--- Supplied entries Enclosed Below ---
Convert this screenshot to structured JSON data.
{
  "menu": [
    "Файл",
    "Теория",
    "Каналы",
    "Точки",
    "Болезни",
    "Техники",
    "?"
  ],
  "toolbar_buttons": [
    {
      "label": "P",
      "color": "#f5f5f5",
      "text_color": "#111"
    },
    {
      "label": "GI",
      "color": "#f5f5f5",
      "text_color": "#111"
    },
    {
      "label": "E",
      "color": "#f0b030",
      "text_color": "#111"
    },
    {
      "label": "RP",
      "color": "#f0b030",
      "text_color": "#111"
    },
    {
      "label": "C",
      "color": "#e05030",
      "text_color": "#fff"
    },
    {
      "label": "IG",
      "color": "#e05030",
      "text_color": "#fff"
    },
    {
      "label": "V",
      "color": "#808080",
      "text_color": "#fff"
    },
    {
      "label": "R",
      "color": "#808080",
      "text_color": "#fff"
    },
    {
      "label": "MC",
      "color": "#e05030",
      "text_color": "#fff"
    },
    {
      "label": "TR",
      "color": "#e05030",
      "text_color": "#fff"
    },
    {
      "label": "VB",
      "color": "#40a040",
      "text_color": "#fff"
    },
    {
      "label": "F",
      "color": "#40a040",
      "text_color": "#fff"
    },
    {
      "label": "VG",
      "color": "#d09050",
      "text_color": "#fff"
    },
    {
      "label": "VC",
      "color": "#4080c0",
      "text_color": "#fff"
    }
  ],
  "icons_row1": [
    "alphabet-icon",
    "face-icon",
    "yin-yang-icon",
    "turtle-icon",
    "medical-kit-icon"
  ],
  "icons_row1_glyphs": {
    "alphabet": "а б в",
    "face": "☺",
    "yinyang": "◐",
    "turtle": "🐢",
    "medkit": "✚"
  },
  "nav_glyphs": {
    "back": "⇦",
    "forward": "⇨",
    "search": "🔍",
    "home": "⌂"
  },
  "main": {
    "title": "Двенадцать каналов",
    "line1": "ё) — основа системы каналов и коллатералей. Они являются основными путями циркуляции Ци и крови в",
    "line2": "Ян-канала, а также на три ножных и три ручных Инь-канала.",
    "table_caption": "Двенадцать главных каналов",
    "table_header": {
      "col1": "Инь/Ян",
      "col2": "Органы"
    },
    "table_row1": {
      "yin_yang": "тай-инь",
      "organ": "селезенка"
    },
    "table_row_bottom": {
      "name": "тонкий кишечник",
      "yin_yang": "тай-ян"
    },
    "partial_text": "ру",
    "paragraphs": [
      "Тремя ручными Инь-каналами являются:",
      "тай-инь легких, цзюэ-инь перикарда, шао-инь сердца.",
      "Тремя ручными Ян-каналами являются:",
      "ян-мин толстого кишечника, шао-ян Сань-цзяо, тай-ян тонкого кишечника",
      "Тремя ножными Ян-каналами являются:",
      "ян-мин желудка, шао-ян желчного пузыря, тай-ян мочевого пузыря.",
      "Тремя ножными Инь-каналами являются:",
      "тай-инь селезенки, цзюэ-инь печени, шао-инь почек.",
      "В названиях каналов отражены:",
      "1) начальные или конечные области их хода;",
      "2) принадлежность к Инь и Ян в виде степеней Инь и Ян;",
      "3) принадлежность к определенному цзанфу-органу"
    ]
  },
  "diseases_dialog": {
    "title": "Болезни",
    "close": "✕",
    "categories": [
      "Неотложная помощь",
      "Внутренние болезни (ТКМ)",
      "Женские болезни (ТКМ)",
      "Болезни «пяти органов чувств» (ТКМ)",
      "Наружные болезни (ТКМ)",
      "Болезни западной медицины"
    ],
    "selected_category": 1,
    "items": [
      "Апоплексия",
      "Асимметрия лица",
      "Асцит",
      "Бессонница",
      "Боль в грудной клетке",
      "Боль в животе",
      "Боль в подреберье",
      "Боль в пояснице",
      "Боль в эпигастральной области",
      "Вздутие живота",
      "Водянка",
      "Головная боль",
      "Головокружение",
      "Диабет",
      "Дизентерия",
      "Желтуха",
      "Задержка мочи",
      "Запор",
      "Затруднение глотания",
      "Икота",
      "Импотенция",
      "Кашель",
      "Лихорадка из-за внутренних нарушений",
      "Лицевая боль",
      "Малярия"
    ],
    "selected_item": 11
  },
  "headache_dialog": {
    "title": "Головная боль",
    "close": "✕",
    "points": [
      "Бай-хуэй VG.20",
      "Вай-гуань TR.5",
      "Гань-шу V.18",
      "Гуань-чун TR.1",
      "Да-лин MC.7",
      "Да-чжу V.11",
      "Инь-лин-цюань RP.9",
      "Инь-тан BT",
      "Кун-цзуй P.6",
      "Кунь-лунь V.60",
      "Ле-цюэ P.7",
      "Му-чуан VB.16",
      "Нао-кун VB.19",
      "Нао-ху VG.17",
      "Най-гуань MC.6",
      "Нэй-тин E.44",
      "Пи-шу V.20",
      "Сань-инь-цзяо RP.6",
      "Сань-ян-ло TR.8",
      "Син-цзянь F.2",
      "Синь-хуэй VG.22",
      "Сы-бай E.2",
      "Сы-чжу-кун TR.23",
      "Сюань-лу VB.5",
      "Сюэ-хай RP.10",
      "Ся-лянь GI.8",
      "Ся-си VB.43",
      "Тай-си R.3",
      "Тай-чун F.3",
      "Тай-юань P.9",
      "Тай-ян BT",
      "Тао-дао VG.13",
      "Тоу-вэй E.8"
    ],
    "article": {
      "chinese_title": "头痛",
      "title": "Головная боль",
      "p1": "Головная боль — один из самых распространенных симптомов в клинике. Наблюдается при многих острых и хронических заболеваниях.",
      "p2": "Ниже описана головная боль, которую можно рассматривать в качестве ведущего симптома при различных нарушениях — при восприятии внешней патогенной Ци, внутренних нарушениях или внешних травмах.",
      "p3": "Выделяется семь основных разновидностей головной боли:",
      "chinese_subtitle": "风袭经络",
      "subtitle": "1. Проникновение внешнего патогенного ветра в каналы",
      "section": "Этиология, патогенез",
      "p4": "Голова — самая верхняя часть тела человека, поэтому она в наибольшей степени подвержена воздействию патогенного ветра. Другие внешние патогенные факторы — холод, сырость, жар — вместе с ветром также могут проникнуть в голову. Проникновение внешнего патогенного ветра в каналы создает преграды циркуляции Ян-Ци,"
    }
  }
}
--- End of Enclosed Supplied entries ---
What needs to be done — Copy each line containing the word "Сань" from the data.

Solution to the problem —
      "ян-мин толстого кишечника, шао-ян Сань-цзяо, тай-ян тонкого кишечника",
      "Сань-инь-цзяо RP.6",
      "Сань-ян-ло TR.8",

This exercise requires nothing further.